Jennifer Ables: Everyone has been extremely supportive. I would especially like to thank the Miami Grille in UTC. When we’ve organized outside events, our “Salsa Night Out/Noche de Salsa” we have gone several times to the Miami Grille. It’s just the right mix of music, available space, and the service has always been spectacular. We also recently had a great time at Café Sevilla, and are looking forward to returning there as well as venturing out to other spots around San Diego.
Ritmo Bello: Have you had an opportunity to help anyone connected to the attacks of 9/11?
Jennifer Ables: Well, if you are from the school of thought that we might not have entered wars in either Iraq or Afghanistan had 9/11 not happened, then nearly everyone I have worked with is connected to those attacks in some way or another. One of the most important parts of doing this kind of work is respecting the patient’s privacy. I do not ask anyone’s medical condition or their background – they all deserve to be treated equally regardless of how they came to be in my class.
Ritmo Bello: What advice can you give to military service members and veterans who want to take advantage of what your organization offers?
Jennifer Ables: Try it! If you risk nothing, you gain nothing! If you are afraid or think that you can’t dance, you are not alone. I always tell people, “if you already knew how to dance, you wouldn’t need me and I’d be out of a job!” If there isn’t already a class near you, email me, and I’ll get to work to get one there! And if you don’t like salsa, stick around, as I’ve been known to throw in a little Bachata, Merengue, Country Western, and even Foxtrot!
Ritmo Bello: What’s next for Soldiers Who Salsa?
Jennifer Ables: We are currently working on getting classes started in the Washington, D.C. area at the new Walter Reed National Military Medical Center and we’d like to be able to offer classes at other military medical facilities throughout the U.S. and eventually abroad. We will definitely be looking to interview interested teachers, so if you know of someone who might be a good fit, please let us know. On a personal note, I’d like to see if we can get J.R. Martinez (from “Dancing With The Stars”) as a spokesperson!

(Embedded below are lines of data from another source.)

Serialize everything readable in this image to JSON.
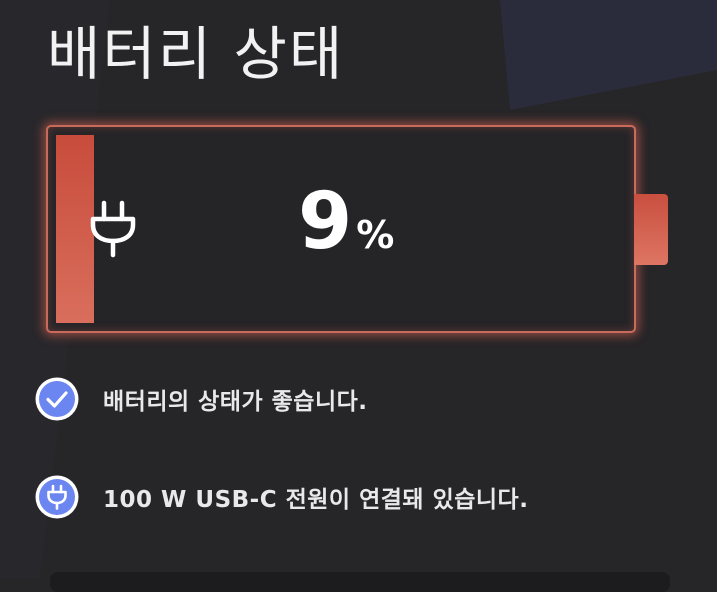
{
  "header": {
    "title": "배터리 상태"
  },
  "battery": {
    "percent_value": "9",
    "percent_sign": "%",
    "level_fraction": 0.09,
    "charging": true,
    "accent_color": "#d8604c",
    "icon": "plug-icon"
  },
  "status": [
    {
      "icon": "checkmark-icon",
      "text": "배터리의 상태가 좋습니다."
    },
    {
      "icon": "plug-icon",
      "text": "100 W USB-C 전원이 연결돼 있습니다."
    }
  ],
  "colors": {
    "background": "#262528",
    "status_icon": "#6b86f0",
    "battery_glow": "#e26854"
  }
}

Ritmo Bello: Is there anything else you’d like to share here that I haven’t covered so far?
Jennifer Ables: I get requests all the time for pictures and videos, and out of respect for the patient’s privacy, we will likely not have many forms of media in that way. Its one thing to go out dancing at a club, but a patient may not want to advertise that he or she has a medical condition for which they are seeking treatment by being in pictures. The last time the word got out that there might be a photographer present, less than half the class showed up regardless of the fact that they have the right to not sign a waiver allowing their image to be used. Also, each base has very strict policies and procedures involving images at military bases .
Ritmo Bello: Do you have contact information in case anyone from the Ritmo Bello dance community wants to contact you?
Jennifer Ables: Absolutely! My personal email is firstname.lastname@example.org, and I can always be reached at (301) 529-9431. Our website is soldierswhosalsa.org and you can also “like” us on Facebook and follow us on Twitter @soldierswsalsa.
Ritmo Bello: Jennifer, thank you so much for your time and good luck with your mission for the troops.
Jennifer Ables: Thank you! This has been the most rewarding work of my entire career and it is an honor to give back to the military community, who give so much of themselves but have to struggle so often when they return. We appreciate the opportunity to share with you what we do, and look forward to meeting many more members of the Ritmo Bello dance community!
About Jennifer Ables:
Jennifer relocated to San Diego from the Washington, D.C. area in January of 2010. When not teaching salsa classes, Jennifer helps guys who hate to shop look good as a Style Advisor with J. Hilburn (jenniferables.jhilburn.com), enjoys playing ball with her dog Ella, and grabbing some great Vegan fare at any one of San Diego’s fine eateries.